▶ To do
Collect each line of the entries that holds the string "Elevation".

Items from an interface collection:
_ _ _ _ _ _ _

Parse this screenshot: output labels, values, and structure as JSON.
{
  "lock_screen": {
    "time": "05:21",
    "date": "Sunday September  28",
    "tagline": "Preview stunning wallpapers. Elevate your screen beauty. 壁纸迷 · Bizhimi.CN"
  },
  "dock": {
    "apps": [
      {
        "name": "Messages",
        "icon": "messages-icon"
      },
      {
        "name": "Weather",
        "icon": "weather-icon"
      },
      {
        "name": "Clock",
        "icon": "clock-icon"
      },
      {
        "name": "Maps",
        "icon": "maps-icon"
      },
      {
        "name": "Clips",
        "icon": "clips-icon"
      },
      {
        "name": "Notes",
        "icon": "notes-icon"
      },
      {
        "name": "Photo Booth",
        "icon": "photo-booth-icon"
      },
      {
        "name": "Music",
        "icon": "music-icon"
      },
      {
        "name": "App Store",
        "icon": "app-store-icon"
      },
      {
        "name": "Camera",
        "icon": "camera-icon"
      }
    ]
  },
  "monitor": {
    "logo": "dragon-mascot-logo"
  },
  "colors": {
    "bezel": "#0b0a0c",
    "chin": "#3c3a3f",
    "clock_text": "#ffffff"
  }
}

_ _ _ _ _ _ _

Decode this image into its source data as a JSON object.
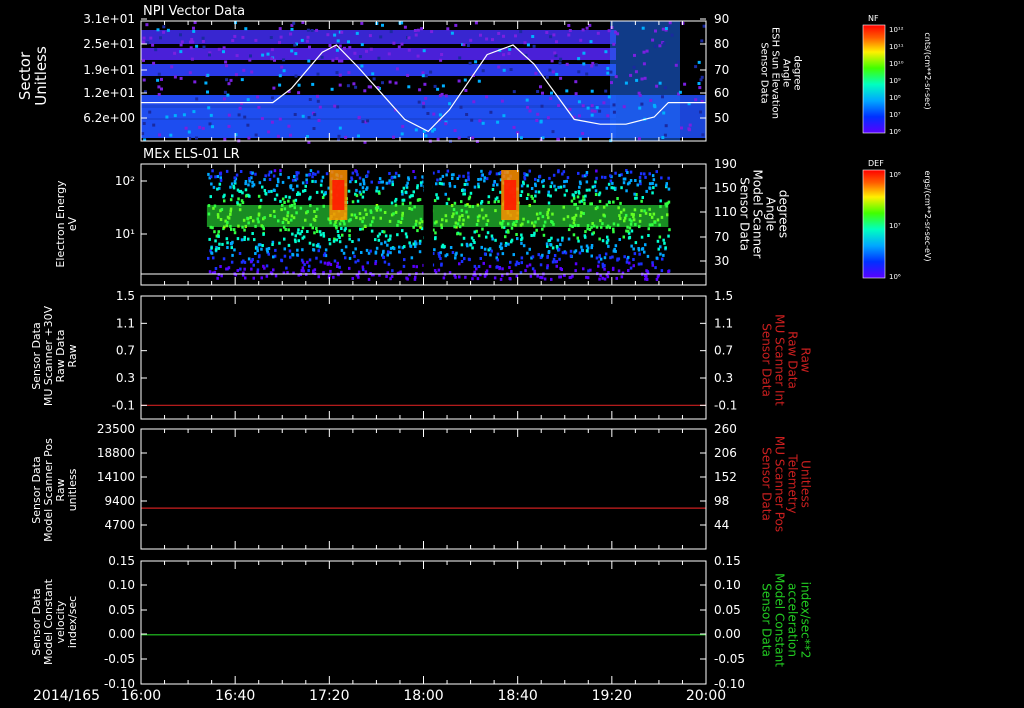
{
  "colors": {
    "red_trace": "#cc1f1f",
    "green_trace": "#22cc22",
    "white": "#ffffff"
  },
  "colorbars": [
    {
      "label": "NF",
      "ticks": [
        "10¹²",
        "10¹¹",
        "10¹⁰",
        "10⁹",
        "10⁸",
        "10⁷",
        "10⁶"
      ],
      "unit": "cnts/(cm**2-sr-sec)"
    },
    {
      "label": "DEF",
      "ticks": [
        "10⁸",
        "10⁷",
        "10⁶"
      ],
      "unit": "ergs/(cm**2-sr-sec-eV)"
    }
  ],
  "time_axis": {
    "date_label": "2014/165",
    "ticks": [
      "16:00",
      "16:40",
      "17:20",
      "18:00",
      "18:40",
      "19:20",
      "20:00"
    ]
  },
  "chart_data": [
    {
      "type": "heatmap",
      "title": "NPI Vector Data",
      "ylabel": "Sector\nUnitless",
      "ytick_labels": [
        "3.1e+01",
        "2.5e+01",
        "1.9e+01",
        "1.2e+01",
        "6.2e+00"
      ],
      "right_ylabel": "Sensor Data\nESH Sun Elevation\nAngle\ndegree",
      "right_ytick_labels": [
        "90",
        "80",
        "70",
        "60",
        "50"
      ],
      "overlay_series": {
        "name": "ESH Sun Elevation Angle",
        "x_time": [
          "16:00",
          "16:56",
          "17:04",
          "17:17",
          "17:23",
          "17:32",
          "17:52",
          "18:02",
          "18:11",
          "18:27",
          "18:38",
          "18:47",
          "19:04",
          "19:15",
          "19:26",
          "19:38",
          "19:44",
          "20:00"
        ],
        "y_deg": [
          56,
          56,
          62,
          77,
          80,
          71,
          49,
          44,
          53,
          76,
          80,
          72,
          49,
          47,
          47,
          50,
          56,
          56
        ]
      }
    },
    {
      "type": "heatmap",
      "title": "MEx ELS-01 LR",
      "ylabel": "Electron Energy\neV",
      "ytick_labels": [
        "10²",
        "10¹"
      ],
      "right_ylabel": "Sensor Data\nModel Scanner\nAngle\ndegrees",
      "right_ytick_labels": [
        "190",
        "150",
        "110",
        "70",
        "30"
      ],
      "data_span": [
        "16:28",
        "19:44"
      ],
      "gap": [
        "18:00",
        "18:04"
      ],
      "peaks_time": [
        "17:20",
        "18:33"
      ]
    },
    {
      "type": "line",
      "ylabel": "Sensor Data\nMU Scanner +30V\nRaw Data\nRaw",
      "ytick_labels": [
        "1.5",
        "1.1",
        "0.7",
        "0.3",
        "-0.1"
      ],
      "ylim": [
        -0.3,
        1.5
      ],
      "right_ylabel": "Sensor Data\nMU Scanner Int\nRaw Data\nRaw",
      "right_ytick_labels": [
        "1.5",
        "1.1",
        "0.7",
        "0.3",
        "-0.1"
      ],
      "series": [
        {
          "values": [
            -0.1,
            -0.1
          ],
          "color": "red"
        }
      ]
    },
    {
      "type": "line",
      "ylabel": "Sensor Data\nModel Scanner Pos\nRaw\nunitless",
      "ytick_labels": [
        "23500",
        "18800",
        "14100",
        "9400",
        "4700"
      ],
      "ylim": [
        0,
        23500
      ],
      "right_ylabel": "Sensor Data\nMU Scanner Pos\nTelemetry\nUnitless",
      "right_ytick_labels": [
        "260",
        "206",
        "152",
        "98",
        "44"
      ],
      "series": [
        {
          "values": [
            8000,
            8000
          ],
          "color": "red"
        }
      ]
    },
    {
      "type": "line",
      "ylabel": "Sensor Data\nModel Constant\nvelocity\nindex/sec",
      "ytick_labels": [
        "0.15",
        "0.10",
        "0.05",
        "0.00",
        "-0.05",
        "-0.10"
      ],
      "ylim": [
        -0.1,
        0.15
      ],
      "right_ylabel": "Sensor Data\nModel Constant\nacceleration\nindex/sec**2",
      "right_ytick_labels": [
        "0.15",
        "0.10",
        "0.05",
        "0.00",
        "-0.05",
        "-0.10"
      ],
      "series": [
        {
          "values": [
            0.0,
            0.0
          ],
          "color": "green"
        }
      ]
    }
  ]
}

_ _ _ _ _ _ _

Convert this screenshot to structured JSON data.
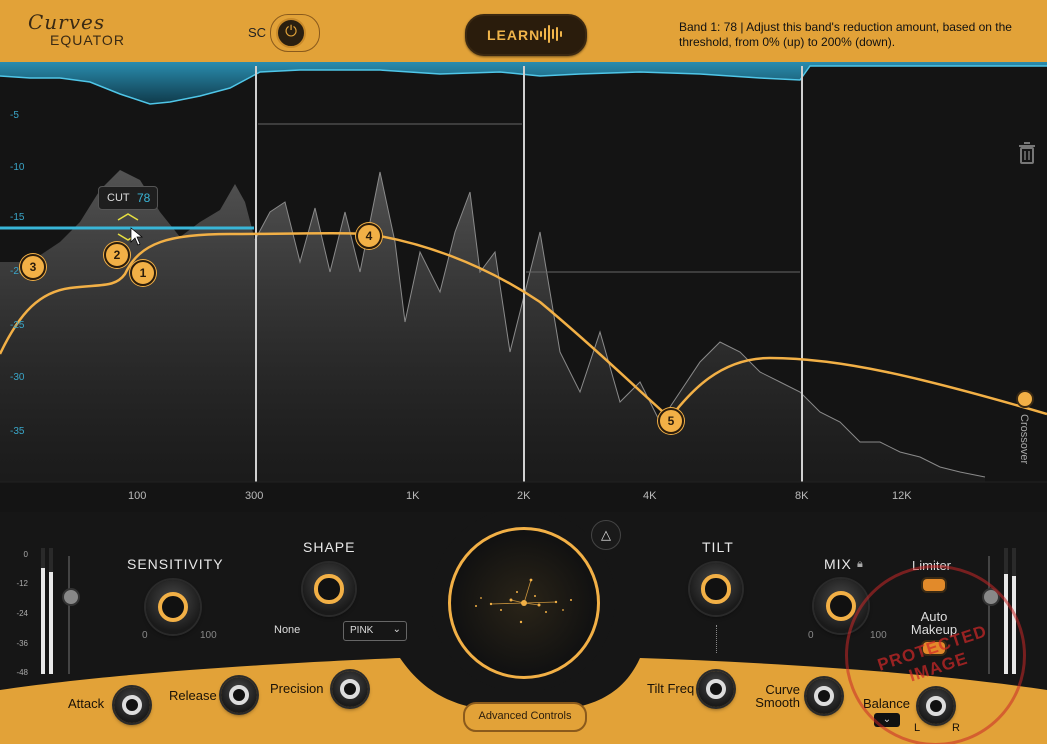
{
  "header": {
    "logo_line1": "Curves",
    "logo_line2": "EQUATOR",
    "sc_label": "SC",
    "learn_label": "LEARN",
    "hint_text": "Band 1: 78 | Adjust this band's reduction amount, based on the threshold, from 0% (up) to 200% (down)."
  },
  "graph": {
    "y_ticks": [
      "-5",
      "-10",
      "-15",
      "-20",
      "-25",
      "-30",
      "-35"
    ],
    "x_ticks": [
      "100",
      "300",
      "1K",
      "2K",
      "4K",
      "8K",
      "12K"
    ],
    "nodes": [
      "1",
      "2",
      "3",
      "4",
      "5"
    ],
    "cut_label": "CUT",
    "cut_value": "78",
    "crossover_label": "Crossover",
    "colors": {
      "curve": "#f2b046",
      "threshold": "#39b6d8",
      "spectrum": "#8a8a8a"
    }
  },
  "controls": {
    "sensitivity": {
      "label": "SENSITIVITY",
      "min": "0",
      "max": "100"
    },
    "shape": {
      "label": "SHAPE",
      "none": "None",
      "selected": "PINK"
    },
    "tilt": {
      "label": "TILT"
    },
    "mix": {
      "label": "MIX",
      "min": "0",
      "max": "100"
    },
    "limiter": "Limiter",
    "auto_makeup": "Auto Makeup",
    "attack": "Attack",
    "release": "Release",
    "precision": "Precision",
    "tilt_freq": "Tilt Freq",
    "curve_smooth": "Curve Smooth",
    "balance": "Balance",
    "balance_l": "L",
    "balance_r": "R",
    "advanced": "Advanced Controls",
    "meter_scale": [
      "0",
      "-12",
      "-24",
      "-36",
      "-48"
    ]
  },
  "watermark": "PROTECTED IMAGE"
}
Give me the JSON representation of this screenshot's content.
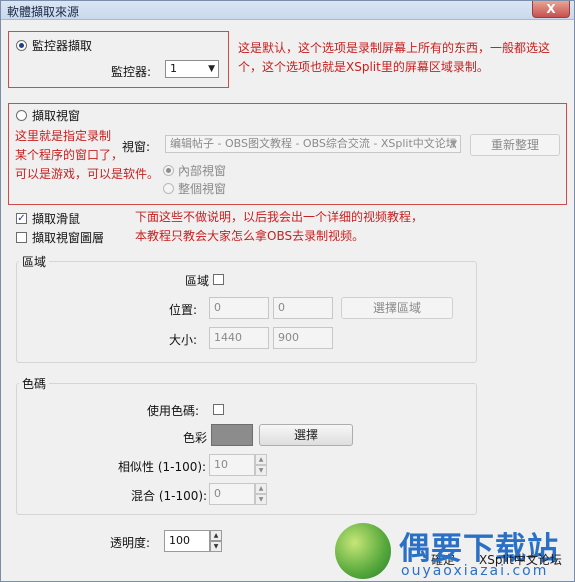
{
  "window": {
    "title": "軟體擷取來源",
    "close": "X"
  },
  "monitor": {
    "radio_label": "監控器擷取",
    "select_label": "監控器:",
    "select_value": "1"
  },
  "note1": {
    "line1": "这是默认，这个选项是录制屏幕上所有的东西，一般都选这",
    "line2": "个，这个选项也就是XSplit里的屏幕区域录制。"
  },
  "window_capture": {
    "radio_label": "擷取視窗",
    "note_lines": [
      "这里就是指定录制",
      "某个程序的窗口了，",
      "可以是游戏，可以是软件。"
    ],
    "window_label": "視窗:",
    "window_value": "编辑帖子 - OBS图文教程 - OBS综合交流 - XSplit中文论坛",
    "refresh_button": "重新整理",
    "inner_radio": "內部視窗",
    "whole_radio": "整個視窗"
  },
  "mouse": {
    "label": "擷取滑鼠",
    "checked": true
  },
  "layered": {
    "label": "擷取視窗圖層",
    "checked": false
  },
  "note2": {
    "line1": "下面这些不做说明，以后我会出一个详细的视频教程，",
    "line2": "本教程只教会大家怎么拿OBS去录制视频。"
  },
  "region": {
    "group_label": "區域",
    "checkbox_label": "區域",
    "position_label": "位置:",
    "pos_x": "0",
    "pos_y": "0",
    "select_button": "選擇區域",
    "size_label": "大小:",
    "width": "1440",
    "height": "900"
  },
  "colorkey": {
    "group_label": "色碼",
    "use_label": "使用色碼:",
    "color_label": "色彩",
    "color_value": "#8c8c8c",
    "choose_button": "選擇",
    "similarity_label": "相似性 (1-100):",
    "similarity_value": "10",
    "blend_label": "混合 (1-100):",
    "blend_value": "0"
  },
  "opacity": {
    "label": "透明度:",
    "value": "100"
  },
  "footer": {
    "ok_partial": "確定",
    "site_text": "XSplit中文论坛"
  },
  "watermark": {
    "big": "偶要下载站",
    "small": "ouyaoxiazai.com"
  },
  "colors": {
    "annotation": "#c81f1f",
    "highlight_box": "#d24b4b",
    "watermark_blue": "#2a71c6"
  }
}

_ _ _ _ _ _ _

▶ Solution below
      "right_ylabel": "Sensor Data\nESH Sun Elevation\nAngle\ndegree",
        "name": "ESH Sun Elevation Angle",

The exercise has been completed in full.